#### TASK STATEMENT
Report every line below that carries the word "role".

--- RECORDS TO USE Enclosed Below ---

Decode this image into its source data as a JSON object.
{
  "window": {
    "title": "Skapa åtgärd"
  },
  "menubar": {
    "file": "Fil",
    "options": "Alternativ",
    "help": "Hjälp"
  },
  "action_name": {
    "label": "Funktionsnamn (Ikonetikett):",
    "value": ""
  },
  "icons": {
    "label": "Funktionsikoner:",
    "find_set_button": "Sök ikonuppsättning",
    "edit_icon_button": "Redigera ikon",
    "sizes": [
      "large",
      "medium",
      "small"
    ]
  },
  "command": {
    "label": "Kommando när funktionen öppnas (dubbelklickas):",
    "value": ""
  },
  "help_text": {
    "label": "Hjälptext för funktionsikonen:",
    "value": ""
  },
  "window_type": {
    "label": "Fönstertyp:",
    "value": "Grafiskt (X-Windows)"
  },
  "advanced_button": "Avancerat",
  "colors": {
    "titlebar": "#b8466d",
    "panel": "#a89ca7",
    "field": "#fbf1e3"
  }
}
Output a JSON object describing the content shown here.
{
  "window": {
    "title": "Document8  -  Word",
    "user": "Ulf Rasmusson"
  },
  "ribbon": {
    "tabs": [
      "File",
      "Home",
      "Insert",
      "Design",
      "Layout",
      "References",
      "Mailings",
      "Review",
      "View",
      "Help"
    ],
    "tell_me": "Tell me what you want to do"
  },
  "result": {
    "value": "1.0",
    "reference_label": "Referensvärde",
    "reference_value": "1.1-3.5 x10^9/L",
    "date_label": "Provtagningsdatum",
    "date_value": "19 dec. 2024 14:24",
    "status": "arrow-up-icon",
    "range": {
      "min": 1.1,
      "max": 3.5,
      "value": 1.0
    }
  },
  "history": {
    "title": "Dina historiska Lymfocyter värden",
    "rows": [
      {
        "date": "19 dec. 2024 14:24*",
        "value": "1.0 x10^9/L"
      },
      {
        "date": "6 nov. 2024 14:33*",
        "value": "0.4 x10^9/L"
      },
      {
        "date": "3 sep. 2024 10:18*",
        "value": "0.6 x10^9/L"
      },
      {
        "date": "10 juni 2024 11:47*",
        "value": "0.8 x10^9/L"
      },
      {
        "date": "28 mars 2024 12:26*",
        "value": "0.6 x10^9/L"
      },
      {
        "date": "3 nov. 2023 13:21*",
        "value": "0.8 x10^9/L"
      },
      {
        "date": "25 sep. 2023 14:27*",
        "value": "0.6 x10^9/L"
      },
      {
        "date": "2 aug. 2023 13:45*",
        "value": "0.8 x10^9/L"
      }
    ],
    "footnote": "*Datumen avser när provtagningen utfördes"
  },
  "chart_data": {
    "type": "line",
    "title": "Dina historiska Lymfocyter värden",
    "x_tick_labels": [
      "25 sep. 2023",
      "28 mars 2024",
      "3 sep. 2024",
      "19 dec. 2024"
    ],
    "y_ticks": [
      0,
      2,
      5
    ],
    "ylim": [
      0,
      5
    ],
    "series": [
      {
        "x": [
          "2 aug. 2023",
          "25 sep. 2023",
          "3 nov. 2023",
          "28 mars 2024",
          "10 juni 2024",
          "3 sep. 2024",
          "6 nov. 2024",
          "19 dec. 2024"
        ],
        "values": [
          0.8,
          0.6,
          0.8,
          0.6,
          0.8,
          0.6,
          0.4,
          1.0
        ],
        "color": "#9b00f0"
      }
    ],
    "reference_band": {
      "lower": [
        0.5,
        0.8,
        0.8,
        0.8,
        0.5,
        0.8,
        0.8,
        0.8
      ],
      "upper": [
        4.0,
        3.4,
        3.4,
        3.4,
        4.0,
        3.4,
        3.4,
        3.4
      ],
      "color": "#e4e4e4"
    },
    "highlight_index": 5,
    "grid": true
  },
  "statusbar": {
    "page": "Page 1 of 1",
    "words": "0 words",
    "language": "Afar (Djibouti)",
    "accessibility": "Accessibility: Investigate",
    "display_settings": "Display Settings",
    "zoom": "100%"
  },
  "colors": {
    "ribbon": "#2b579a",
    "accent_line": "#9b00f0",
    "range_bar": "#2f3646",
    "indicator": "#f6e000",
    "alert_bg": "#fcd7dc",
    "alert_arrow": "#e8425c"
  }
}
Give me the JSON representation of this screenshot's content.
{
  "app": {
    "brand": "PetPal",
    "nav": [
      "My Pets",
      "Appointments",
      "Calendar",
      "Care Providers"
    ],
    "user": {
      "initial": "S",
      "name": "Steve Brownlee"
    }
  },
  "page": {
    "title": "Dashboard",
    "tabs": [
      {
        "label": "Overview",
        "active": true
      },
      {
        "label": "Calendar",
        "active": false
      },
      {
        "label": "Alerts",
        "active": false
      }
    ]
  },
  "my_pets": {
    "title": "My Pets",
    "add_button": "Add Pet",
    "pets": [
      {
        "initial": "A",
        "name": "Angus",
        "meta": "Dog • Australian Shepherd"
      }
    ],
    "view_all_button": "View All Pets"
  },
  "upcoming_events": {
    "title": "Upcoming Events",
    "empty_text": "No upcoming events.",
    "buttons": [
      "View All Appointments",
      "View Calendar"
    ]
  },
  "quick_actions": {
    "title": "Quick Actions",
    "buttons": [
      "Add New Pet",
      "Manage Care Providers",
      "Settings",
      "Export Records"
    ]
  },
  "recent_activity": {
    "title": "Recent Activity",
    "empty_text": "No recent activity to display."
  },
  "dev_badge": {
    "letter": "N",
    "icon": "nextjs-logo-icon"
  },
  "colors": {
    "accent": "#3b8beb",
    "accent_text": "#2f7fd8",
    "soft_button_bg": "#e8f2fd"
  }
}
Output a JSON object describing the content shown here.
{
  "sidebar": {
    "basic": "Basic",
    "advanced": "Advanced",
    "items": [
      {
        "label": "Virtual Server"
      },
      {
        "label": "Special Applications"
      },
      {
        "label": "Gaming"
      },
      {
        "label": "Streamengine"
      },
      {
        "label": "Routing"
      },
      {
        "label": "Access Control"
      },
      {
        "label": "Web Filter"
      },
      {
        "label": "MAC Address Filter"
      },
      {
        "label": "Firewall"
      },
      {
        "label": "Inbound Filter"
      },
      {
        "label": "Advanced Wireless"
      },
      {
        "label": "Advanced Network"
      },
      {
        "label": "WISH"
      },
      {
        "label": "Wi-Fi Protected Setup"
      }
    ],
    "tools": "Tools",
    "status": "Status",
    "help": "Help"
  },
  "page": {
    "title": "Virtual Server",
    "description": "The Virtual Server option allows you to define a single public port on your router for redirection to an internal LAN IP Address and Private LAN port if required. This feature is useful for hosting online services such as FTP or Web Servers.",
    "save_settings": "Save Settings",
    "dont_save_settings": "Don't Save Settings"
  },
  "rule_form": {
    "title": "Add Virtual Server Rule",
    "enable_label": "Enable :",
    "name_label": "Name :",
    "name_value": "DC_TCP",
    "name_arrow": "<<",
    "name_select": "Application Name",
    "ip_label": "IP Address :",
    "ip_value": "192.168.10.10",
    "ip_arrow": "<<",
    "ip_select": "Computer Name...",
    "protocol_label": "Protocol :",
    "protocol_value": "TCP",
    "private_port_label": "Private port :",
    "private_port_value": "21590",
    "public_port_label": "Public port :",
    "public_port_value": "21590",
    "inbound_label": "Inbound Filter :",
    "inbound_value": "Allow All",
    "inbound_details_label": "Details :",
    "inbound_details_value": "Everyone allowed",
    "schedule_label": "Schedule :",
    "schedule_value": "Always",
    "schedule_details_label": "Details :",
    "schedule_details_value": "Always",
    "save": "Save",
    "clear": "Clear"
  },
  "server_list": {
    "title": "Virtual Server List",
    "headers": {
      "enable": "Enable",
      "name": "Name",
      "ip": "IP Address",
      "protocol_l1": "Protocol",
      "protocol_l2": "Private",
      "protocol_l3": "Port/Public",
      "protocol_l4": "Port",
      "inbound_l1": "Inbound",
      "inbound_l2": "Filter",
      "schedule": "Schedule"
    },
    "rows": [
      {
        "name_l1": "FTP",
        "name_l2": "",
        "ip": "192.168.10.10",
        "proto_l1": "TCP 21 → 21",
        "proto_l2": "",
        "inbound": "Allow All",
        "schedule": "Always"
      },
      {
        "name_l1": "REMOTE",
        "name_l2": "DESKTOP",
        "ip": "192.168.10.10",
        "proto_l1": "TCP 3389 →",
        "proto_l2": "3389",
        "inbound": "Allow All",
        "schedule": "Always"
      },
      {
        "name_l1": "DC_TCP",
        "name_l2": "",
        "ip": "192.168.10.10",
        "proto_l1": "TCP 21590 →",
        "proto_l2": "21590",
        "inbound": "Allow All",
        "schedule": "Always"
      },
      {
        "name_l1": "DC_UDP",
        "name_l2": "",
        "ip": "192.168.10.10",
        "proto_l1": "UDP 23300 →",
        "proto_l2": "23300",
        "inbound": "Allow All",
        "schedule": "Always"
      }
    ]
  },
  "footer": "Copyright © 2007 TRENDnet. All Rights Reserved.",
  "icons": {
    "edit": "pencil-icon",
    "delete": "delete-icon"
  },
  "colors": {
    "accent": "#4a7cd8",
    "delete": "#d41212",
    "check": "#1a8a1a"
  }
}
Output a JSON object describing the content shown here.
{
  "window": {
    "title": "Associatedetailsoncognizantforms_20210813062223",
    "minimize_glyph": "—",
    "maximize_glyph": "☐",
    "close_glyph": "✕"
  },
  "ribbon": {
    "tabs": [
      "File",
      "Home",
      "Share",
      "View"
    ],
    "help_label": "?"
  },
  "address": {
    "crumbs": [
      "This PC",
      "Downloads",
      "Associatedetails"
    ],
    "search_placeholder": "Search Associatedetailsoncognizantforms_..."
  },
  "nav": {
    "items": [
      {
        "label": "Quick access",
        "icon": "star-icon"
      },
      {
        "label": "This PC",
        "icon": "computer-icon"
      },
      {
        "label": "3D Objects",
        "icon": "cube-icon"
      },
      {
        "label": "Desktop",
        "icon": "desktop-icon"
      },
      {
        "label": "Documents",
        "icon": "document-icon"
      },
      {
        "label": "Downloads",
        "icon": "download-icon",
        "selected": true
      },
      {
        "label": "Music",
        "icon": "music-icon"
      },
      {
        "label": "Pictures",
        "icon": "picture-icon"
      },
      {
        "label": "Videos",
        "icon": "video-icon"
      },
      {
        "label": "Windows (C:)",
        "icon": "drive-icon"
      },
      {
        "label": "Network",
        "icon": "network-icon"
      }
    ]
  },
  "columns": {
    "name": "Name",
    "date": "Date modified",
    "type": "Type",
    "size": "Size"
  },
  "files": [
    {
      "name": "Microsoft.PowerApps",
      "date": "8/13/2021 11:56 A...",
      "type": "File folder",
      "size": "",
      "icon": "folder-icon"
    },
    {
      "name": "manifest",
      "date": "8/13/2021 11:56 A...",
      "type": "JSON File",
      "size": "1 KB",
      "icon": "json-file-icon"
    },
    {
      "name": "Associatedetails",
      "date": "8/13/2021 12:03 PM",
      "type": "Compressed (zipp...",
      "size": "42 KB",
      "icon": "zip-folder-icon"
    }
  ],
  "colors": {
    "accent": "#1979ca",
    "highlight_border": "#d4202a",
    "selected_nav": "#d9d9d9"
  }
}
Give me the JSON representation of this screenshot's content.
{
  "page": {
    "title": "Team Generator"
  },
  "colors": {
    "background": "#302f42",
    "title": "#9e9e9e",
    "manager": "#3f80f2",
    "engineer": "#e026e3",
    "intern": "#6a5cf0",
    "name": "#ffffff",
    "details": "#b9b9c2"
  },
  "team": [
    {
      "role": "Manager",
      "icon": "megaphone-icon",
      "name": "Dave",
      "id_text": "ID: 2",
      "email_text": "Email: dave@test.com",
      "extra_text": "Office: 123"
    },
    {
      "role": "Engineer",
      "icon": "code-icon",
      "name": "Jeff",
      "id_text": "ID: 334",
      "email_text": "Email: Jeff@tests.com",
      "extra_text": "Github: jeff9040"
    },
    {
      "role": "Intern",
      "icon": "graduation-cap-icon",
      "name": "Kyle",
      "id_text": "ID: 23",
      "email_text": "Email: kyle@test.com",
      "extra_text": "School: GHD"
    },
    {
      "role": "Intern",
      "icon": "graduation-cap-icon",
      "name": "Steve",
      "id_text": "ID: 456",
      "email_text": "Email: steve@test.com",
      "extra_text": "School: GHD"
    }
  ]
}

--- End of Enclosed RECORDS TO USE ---

#### RESULT FOR THIS TASK
      "role": "Manager",
      "role": "Engineer",
      "role": "Intern",
      "role": "Intern",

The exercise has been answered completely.